> **PROBLEM TO WORK ON**: An exact reprint of all the records is the expected answer.

> **PROVIDED DATA**:
+--
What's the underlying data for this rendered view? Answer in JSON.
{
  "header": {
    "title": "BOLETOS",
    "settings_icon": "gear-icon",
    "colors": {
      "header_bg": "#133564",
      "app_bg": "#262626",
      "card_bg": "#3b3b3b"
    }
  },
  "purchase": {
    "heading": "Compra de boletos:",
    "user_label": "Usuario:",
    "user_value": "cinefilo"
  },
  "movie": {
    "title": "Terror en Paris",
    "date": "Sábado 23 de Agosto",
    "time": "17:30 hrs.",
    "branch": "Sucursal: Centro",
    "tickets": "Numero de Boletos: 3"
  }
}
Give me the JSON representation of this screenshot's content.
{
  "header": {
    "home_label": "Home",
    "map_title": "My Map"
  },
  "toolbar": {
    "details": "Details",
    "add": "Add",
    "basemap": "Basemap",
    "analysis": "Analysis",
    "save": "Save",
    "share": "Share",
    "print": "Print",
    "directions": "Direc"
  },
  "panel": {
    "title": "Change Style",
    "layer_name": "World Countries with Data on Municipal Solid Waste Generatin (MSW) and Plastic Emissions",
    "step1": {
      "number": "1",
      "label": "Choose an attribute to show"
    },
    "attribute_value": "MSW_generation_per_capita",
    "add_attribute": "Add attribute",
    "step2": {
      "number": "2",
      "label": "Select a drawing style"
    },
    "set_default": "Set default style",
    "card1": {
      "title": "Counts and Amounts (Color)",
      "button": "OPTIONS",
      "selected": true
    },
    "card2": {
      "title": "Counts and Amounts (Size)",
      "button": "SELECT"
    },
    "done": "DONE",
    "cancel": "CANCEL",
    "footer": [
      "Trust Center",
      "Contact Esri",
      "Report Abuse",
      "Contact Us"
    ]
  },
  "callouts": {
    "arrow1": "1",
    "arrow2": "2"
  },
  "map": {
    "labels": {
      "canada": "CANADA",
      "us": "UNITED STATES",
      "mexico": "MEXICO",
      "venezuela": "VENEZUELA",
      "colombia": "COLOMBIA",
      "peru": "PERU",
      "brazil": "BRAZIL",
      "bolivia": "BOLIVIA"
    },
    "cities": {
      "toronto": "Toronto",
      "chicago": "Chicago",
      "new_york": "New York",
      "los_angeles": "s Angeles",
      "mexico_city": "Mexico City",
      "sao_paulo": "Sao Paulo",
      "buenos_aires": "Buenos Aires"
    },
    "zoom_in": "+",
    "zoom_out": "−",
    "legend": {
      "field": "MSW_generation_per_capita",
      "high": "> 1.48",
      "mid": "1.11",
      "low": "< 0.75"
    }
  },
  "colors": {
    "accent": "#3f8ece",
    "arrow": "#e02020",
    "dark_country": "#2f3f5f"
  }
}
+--
> **SOLUTION TO THE EXERCISE**:
What's the underlying data for this rendered view? Answer in JSON.
{
  "header": {
    "title": "BOLETOS",
    "settings_icon": "gear-icon",
    "colors": {
      "header_bg": "#133564",
      "app_bg": "#262626",
      "card_bg": "#3b3b3b"
    }
  },
  "purchase": {
    "heading": "Compra de boletos:",
    "user_label": "Usuario:",
    "user_value": "cinefilo"
  },
  "movie": {
    "title": "Terror en Paris",
    "date": "Sábado 23 de Agosto",
    "time": "17:30 hrs.",
    "branch": "Sucursal: Centro",
    "tickets": "Numero de Boletos: 3"
  }
}
Give me the JSON representation of this screenshot's content.
{
  "header": {
    "home_label": "Home",
    "map_title": "My Map"
  },
  "toolbar": {
    "details": "Details",
    "add": "Add",
    "basemap": "Basemap",
    "analysis": "Analysis",
    "save": "Save",
    "share": "Share",
    "print": "Print",
    "directions": "Direc"
  },
  "panel": {
    "title": "Change Style",
    "layer_name": "World Countries with Data on Municipal Solid Waste Generatin (MSW) and Plastic Emissions",
    "step1": {
      "number": "1",
      "label": "Choose an attribute to show"
    },
    "attribute_value": "MSW_generation_per_capita",
    "add_attribute": "Add attribute",
    "step2": {
      "number": "2",
      "label": "Select a drawing style"
    },
    "set_default": "Set default style",
    "card1": {
      "title": "Counts and Amounts (Color)",
      "button": "OPTIONS",
      "selected": true
    },
    "card2": {
      "title": "Counts and Amounts (Size)",
      "button": "SELECT"
    },
    "done": "DONE",
    "cancel": "CANCEL",
    "footer": [
      "Trust Center",
      "Contact Esri",
      "Report Abuse",
      "Contact Us"
    ]
  },
  "callouts": {
    "arrow1": "1",
    "arrow2": "2"
  },
  "map": {
    "labels": {
      "canada": "CANADA",
      "us": "UNITED STATES",
      "mexico": "MEXICO",
      "venezuela": "VENEZUELA",
      "colombia": "COLOMBIA",
      "peru": "PERU",
      "brazil": "BRAZIL",
      "bolivia": "BOLIVIA"
    },
    "cities": {
      "toronto": "Toronto",
      "chicago": "Chicago",
      "new_york": "New York",
      "los_angeles": "s Angeles",
      "mexico_city": "Mexico City",
      "sao_paulo": "Sao Paulo",
      "buenos_aires": "Buenos Aires"
    },
    "zoom_in": "+",
    "zoom_out": "−",
    "legend": {
      "field": "MSW_generation_per_capita",
      "high": "> 1.48",
      "mid": "1.11",
      "low": "< 0.75"
    }
  },
  "colors": {
    "accent": "#3f8ece",
    "arrow": "#e02020",
    "dark_country": "#2f3f5f"
  }
}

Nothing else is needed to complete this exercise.